▸ What to work on
Among the entries below, find every line that contains the string "Save", then copy it.
Start of Data provided
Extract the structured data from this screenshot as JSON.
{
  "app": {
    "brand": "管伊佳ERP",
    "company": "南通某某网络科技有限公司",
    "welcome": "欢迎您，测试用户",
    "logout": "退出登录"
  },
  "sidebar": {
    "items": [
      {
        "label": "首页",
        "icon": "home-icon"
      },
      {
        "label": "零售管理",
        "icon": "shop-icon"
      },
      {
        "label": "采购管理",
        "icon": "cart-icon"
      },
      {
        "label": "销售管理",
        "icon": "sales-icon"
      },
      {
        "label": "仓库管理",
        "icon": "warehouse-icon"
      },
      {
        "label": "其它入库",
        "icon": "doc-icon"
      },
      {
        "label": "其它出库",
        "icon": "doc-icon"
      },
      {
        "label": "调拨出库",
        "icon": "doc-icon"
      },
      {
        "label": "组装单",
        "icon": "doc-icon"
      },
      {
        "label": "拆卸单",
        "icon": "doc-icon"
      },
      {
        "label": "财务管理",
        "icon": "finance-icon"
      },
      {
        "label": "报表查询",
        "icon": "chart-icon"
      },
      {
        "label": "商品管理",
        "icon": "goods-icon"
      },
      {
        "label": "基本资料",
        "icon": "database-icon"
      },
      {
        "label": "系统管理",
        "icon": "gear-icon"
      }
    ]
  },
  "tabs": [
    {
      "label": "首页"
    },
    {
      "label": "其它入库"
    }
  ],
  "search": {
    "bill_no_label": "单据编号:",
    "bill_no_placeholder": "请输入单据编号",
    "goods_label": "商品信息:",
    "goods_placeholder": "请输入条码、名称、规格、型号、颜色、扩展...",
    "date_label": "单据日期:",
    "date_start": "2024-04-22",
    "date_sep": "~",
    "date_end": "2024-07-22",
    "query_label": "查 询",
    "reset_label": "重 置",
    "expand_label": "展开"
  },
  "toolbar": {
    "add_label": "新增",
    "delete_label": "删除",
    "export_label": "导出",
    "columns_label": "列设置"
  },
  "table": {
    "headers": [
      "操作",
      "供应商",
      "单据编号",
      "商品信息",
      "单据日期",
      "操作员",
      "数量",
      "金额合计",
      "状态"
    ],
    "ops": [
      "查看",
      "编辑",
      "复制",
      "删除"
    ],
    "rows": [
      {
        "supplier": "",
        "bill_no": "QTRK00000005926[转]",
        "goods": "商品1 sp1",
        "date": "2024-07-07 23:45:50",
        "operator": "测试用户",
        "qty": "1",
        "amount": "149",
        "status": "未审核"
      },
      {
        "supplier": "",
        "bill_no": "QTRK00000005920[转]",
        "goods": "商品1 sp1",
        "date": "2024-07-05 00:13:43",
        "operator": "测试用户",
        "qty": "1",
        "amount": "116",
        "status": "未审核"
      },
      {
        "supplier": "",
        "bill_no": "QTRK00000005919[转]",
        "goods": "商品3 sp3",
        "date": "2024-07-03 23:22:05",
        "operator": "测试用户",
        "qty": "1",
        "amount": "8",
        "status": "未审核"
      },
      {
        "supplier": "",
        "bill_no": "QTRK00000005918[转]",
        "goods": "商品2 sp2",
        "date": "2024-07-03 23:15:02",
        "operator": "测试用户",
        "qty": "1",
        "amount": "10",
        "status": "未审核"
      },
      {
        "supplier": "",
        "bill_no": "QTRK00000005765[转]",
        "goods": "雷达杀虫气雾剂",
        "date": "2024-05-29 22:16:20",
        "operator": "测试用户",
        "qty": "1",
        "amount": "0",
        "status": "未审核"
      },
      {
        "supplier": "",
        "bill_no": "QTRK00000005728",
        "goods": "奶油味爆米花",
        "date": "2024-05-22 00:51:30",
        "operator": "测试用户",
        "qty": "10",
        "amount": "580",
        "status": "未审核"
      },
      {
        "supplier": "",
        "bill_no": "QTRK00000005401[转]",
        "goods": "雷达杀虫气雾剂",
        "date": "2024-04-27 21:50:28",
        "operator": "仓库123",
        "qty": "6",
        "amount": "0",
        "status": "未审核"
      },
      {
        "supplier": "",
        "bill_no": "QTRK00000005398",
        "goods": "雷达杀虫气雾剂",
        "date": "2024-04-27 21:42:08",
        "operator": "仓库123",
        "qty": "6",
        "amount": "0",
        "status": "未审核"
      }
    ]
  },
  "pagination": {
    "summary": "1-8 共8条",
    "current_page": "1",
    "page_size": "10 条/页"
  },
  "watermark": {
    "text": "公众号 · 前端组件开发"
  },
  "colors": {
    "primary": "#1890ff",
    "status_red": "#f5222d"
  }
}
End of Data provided
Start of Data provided
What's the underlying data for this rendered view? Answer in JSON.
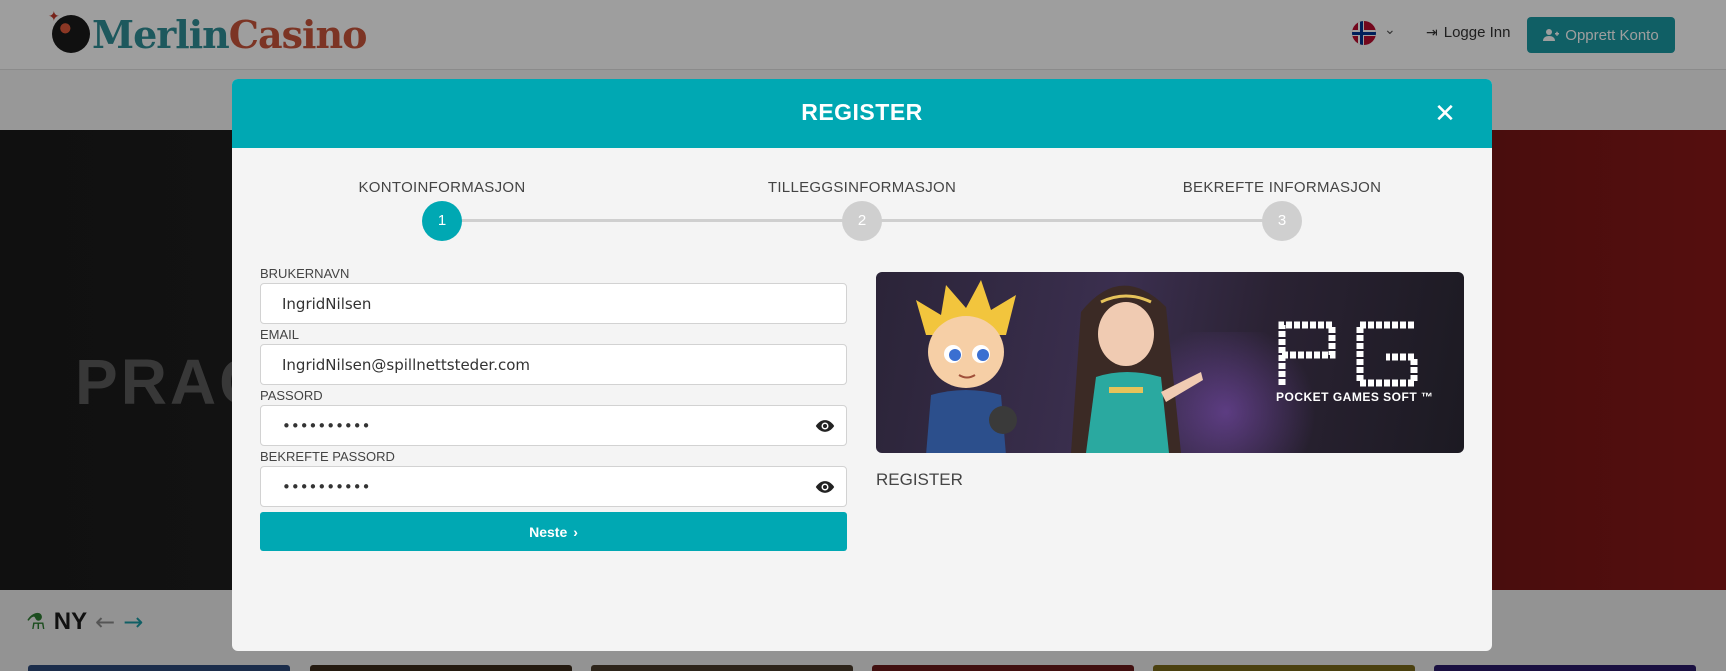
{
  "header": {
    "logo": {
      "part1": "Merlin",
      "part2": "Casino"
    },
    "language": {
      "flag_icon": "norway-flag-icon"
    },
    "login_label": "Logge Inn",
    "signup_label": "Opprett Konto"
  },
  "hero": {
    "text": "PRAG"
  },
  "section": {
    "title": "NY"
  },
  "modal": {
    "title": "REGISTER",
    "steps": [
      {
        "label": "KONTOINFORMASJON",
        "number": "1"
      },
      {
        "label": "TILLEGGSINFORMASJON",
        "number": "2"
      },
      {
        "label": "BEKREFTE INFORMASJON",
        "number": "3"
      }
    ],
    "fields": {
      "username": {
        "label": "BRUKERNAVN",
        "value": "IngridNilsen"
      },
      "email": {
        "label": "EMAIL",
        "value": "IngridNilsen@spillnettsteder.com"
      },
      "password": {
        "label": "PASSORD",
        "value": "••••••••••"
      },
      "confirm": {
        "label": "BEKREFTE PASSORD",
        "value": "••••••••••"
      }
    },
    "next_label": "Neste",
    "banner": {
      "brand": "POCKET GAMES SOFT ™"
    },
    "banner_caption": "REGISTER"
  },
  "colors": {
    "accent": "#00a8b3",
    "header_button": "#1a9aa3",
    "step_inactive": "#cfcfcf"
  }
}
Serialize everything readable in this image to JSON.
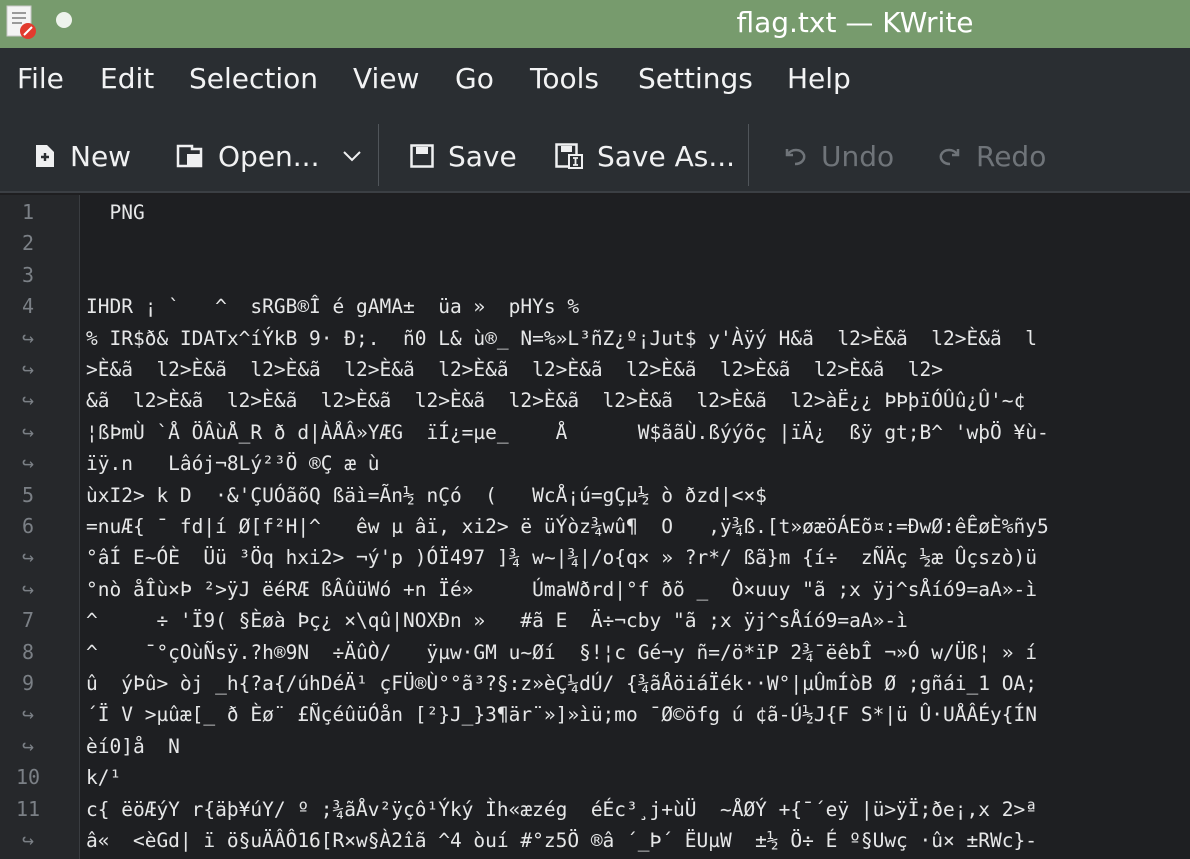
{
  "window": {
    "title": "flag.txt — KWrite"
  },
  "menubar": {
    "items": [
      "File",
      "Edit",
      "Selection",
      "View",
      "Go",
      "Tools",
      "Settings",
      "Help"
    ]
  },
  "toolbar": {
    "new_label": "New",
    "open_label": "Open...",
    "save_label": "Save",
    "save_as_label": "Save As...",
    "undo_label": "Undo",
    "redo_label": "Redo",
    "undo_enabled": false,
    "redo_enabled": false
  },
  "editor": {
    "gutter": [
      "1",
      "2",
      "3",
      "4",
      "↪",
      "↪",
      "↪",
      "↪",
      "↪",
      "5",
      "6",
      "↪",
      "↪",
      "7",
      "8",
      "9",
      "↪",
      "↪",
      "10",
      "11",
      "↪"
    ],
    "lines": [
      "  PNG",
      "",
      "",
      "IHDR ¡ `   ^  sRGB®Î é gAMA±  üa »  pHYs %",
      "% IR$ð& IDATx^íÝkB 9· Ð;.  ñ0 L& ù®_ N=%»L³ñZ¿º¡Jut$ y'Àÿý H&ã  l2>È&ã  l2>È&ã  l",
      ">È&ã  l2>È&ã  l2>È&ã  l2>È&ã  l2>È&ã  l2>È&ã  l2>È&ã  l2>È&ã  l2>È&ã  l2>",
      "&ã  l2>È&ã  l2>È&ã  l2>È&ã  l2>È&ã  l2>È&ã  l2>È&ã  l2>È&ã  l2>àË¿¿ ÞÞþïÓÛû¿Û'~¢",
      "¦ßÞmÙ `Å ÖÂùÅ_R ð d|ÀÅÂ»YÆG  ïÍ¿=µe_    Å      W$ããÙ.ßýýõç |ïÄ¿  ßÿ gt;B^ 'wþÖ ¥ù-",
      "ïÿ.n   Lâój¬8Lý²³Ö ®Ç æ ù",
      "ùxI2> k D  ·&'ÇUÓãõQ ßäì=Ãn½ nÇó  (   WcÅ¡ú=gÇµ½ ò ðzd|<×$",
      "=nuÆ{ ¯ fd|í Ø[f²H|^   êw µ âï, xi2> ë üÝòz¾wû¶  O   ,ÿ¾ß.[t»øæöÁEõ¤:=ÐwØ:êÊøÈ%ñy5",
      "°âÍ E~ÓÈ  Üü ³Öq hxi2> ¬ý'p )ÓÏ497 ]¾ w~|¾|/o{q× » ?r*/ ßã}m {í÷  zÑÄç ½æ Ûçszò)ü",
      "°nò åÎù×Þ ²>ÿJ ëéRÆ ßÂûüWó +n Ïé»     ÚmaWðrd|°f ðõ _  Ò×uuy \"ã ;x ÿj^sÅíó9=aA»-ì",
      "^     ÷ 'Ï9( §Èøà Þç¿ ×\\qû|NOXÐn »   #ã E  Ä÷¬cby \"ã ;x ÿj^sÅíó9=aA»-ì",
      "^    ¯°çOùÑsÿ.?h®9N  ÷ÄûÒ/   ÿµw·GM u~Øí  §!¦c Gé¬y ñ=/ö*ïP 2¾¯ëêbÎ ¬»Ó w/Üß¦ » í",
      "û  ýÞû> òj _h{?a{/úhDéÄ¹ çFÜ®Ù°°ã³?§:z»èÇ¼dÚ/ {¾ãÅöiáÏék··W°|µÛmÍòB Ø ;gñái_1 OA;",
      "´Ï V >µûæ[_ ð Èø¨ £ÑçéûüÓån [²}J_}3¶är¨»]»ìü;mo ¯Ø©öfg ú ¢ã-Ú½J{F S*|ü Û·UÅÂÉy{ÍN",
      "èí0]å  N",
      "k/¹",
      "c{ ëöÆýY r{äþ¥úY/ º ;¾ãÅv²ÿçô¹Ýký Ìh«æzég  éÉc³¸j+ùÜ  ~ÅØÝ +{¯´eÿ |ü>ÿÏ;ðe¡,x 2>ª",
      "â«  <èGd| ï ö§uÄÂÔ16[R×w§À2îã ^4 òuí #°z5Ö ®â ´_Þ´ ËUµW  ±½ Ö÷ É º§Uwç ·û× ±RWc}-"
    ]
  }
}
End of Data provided
▸ Exercise answer
    "save_label": "Save",
    "save_as_label": "Save As...",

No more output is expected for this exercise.